The Sea of Monsters by Rick Riordan
I am reading Book 2 in the series, Percy Jackson and the Olympians, at the request of A-Read. Last summer he read the first book, The Lightning Thief, and I read it more or less simultaneously. We had a lot of fun discussing it together, so when he finished The Sea of Monsters, he requested I read it, too.
These are middle-grade (MG) books about a boy named Percy who thinks he is the dyslexic, troubled son of a single mother. It turns out that he is also the son of Greek god Poseidon, and that there are other half-bloods in the US, constantly fighting mythological monsters for their very survival. It also turns out that his dyslexia is a common trait among half-bloods and that all those monsters were responsible for him being kicked out of school after school.
In the first book, Percy sets out on a quest to retrieve Zeus’s stolen lightning bolt of power with his friends, Annabeth – a daughter of Athena – and Grover – a satyr. In this second book, both Grover and Camp Half-Blood are in trouble, and Percy and Annabeth will attempt to save them.
I have three MG manuscripts on a shelf, so I relish this opportunity to pick apart a popular MG book and figure out what makes it so good. I believe there are many qualities that make the Percy Jackson books so successful – qualities they share with the Harry Potter books.
These books are action-packed, epic and funny.
Percy never has long to ponder what he’ll do next or why something is happening. As soon as he sits on the beach to figure out how he feels about all that’s happening, a stranger in jogging shorts comes out of nowhere to give him advice and gifts (like a thermos filled with the four winds).
Percy, like Harry, has heroic qualities that kids can either relate to or that they wish they had.
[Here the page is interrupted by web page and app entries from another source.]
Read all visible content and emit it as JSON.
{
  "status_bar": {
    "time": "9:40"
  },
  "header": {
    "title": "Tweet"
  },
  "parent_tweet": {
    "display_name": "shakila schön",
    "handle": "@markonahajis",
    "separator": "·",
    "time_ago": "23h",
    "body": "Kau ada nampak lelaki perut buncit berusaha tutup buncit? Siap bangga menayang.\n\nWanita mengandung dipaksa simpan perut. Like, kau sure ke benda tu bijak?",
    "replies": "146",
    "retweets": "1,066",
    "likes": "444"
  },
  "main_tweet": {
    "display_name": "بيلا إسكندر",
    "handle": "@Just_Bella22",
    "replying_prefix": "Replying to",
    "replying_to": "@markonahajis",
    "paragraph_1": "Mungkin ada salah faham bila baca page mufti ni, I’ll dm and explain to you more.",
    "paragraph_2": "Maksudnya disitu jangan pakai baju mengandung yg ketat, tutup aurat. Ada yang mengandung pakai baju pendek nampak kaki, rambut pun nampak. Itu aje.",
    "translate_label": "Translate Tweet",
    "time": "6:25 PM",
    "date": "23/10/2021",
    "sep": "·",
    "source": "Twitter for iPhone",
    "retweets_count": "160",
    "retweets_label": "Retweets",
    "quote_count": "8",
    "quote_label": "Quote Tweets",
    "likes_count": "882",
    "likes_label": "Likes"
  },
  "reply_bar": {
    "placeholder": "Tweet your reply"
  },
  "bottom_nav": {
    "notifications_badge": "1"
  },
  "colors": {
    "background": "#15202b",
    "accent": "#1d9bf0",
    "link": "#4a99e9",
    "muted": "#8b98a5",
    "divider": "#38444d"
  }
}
No matter what stands against him (the god Ares, cannibalistic giants, or a half-blood former camper with wicked sword skills), Percy will do whatever it takes to save his friends and his mother.
Characters are funny, through their dialogue and actions, and are sometimes put in humorous situations. For example (A-Read shared this during a car trip), Percy tells his Cyclops sidekick, Tyson, to find them some donuts in the wilderness surrounding their tent, mostly to get Tyson out of the way so he can talk to Annabeth. Tyson leaves the tent calling, “Donuts. Donuts! Where are you, Donuts?” (Or words to that effect.) A-Read thought that was pretty hysterical.
So, what are some of your favorite MG reads and what makes them so special?